Careerline Tech Center emergency medical services and nursing students were caring for the Young Adult Service students during a simulated bus crash.
Throughout the week, the EMS students participated in a series of simulations to use the skills they spent the year learning. Earlier in the week, they partnered with Grand Haven Township Fire/Rescue to practice responding to park/beach emergency scenarios and the Olive Township Fire Department for vehicle extrication training.
Although the students have practiced treating each other, the weeklong events put them in a more realistic situation, said Kim Schrader, emergency medical services instructor.
“It gives them an opportunity to really put their best foot forward and use those skills,” Schrader said.
When the buses arrived at the school, Young Adult Services student Andrew Hoehne said he complained of fake chest pains. Once the students who had more minor fake injuries were transported off the bus, EMS students moved Hoehne onto a backboard and then onto a stretcher.
“It was scary at first, but I did it,” he said.
Hoehne said he previously watched the Sunset City Fire Department in Utah, where his dad was a captain, train. He said he looked forward to the simulated bus crash because it helped give the EMS students experience and training on how to properly treat patients.
Going into the simulation, Richard Harris felt nervous but was soon comforted by EMS students tending to his fake broken ankle. He said it was “fun,” and the EMS students made him feel comfortable.
“They made me feel like I was part of their group,” Harris said.
Cassady Watts, a Young Adult Services teacher, said her class participated in the simulation as a way for her students to learn what happens in emergency situations, and it gives EMS students the chance to work with individuals with disabilities, some of whom are nonverbal.
“It’s really interesting to watch those students attempt to communicate with our students,” she said.
Taking the EMS course is an eye-opening experience to what first responders encounter and situations not always represented in the media, said Noah Locascio, a Spring Lake High School senior. Going into the simulation, Locascio said he felt nervous having students from outside his class play the roles of patients, which was a first for him.
Ian LaFave, a Hudsonville High School senior, said the EMS class is a good way to “get their feet wet” and learn if they want to pursue a career in the field.
At the end of the EMS class, students will be certified in CPR. Depending on their proficiency, they will also be eligible to take the National Registry of Emergency Medical Technicians exam. If they pass, they will earn their basic state EMT license.

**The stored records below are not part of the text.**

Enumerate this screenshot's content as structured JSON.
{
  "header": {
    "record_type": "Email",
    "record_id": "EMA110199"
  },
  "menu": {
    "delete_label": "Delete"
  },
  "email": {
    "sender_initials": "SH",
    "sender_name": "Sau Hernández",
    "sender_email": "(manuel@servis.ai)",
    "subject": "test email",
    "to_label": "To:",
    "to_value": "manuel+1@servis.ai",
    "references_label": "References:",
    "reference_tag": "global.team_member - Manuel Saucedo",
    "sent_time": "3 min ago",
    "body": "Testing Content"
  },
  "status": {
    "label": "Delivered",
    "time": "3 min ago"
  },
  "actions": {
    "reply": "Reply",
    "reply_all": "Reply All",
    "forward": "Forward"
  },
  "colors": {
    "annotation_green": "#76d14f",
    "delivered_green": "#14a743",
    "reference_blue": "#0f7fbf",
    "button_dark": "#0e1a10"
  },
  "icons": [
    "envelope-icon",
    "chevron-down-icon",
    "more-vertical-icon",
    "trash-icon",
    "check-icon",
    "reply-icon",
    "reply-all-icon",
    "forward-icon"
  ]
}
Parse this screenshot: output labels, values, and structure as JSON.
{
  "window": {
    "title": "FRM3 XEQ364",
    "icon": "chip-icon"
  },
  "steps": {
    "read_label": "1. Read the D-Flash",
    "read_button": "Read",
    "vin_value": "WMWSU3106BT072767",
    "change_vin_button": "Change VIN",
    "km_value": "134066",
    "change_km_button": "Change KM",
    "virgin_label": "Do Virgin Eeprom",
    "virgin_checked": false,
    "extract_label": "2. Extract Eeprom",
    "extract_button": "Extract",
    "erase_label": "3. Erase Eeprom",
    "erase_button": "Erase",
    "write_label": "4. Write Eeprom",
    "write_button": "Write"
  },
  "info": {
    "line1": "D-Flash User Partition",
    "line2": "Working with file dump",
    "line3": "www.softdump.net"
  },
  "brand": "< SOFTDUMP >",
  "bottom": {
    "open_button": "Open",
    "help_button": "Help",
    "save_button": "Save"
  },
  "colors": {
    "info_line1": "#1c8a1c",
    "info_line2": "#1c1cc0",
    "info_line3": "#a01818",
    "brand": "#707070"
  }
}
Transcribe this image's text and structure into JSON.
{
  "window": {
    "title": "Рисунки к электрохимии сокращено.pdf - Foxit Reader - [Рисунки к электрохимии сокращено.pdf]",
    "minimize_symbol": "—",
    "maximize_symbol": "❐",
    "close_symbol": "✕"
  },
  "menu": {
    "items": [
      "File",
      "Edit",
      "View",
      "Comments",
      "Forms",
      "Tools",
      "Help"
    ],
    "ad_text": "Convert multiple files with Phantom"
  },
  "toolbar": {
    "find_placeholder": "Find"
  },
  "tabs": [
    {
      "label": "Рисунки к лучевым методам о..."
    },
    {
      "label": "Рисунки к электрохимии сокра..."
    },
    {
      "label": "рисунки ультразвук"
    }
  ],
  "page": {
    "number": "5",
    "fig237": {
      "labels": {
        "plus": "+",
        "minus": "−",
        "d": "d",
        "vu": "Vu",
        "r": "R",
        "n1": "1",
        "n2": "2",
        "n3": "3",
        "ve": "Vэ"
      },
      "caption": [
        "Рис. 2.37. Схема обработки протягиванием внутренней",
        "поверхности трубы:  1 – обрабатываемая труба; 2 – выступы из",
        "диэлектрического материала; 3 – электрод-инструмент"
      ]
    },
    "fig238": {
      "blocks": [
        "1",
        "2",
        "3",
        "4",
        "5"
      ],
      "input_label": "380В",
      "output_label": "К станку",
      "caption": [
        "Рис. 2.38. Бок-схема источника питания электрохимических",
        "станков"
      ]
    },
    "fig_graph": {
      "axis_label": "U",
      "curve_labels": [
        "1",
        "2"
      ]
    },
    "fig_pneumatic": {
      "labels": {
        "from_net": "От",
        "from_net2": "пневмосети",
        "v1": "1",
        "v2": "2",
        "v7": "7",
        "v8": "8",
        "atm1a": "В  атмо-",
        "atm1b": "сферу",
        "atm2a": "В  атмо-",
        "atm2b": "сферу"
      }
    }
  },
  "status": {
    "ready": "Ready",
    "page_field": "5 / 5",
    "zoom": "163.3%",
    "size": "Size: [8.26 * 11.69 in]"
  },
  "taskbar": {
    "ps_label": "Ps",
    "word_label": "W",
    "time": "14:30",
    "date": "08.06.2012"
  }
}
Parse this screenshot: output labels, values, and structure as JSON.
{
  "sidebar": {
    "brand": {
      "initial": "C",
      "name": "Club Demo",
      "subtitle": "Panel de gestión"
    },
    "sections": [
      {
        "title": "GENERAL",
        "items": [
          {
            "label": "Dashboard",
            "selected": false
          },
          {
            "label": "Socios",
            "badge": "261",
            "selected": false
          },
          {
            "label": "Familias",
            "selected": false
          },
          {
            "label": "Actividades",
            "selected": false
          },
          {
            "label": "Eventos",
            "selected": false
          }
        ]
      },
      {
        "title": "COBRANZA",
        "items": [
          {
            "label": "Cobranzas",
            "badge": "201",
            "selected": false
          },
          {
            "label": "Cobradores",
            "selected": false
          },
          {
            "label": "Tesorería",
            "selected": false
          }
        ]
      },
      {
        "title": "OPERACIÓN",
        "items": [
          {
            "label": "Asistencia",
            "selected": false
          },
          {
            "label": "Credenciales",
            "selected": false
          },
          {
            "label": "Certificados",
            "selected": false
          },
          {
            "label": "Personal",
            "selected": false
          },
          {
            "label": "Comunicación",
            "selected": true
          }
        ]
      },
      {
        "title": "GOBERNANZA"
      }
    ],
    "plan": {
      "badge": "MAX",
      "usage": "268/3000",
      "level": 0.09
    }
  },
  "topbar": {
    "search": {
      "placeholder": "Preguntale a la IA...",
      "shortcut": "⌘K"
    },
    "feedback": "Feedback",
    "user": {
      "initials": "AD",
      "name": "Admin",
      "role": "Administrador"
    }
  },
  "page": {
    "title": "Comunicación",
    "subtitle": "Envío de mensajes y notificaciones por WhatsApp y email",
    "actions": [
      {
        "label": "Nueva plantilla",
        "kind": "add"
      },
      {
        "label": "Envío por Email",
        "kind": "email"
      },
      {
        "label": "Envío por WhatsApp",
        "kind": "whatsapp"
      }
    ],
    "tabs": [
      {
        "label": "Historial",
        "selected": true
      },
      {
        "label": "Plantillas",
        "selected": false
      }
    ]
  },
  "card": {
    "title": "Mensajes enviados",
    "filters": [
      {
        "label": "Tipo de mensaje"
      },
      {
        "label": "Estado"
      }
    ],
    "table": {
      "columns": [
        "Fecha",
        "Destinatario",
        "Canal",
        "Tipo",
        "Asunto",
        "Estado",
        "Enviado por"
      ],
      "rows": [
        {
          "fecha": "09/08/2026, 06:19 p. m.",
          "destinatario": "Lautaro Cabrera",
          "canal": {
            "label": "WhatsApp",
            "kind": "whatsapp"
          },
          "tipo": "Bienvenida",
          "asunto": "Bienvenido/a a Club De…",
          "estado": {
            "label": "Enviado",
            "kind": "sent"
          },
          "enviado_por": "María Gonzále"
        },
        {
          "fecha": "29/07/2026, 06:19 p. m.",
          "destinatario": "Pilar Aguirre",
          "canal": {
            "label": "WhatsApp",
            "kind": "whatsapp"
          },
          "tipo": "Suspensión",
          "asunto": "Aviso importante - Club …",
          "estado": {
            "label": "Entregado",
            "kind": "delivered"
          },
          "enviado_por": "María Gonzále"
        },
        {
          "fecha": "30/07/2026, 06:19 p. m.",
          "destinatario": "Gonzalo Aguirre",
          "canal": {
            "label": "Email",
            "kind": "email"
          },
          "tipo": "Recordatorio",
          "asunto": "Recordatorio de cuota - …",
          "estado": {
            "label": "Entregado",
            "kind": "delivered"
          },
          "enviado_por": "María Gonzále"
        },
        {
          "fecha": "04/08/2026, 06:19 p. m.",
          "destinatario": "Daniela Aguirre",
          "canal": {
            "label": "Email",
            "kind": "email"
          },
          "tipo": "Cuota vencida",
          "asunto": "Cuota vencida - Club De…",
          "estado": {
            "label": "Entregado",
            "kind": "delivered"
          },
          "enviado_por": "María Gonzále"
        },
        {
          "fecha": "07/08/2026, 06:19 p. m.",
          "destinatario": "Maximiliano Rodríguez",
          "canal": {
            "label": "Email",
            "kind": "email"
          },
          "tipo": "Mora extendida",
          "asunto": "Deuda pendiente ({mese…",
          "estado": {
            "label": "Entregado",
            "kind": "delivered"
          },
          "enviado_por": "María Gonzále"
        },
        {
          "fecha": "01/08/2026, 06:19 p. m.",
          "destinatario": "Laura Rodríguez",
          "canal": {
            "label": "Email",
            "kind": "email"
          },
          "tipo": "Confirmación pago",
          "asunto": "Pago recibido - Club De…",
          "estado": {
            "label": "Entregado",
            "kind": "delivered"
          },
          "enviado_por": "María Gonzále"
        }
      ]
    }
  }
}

Locascio encourages everyone to take at least a basic CPR class.
“It could save someone’s life,” he said.